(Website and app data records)
————————
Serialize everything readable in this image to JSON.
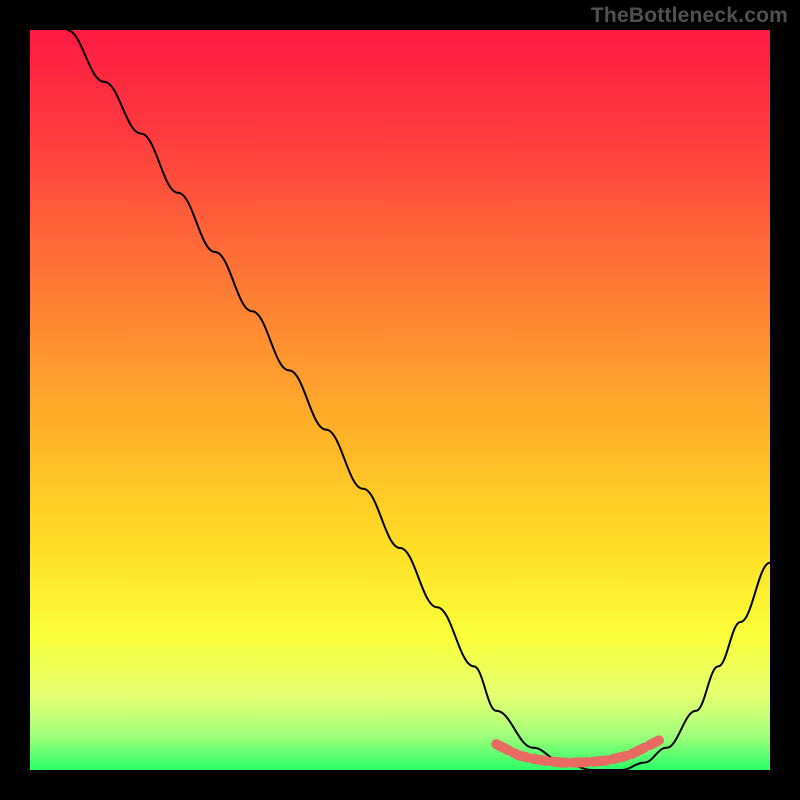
{
  "watermark": "TheBottleneck.com",
  "chart_data": {
    "type": "line",
    "title": "",
    "xlabel": "",
    "ylabel": "",
    "xlim": [
      0,
      100
    ],
    "ylim": [
      0,
      100
    ],
    "grid": false,
    "series": [
      {
        "name": "curve",
        "x": [
          5,
          10,
          15,
          20,
          25,
          30,
          35,
          40,
          45,
          50,
          55,
          60,
          63,
          68,
          72,
          76,
          80,
          83,
          86,
          90,
          93,
          96,
          100
        ],
        "y": [
          100,
          93,
          86,
          78,
          70,
          62,
          54,
          46,
          38,
          30,
          22,
          14,
          8,
          3,
          1,
          0,
          0,
          1,
          3,
          8,
          14,
          20,
          28
        ],
        "marker": "none",
        "stroke": "#000000",
        "width": 2
      },
      {
        "name": "beads",
        "x": [
          63,
          66,
          68,
          70,
          72,
          74,
          76,
          78,
          81,
          83,
          85
        ],
        "y": [
          3.5,
          2.0,
          1.5,
          1.2,
          1.0,
          1.0,
          1.1,
          1.3,
          2.0,
          3.0,
          4.0
        ],
        "marker": "round",
        "fill": "#e86a62",
        "width": 10
      }
    ],
    "gradient_stops": [
      {
        "offset": "0%",
        "color": "#ff1a42"
      },
      {
        "offset": "14%",
        "color": "#ff3a3f"
      },
      {
        "offset": "28%",
        "color": "#ff6638"
      },
      {
        "offset": "42%",
        "color": "#ff8f30"
      },
      {
        "offset": "56%",
        "color": "#ffb728"
      },
      {
        "offset": "70%",
        "color": "#ffde25"
      },
      {
        "offset": "82%",
        "color": "#f9ff3a"
      },
      {
        "offset": "90%",
        "color": "#e4ff70"
      },
      {
        "offset": "95%",
        "color": "#a7ff7b"
      },
      {
        "offset": "100%",
        "color": "#2bff68"
      }
    ]
  }
}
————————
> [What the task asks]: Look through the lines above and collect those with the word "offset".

> [Expected answer]:
        "offset": "0%",
        "offset": "14%",
        "offset": "28%",
        "offset": "42%",
        "offset": "56%",
        "offset": "70%",
        "offset": "82%",
        "offset": "90%",
        "offset": "95%",
        "offset": "100%",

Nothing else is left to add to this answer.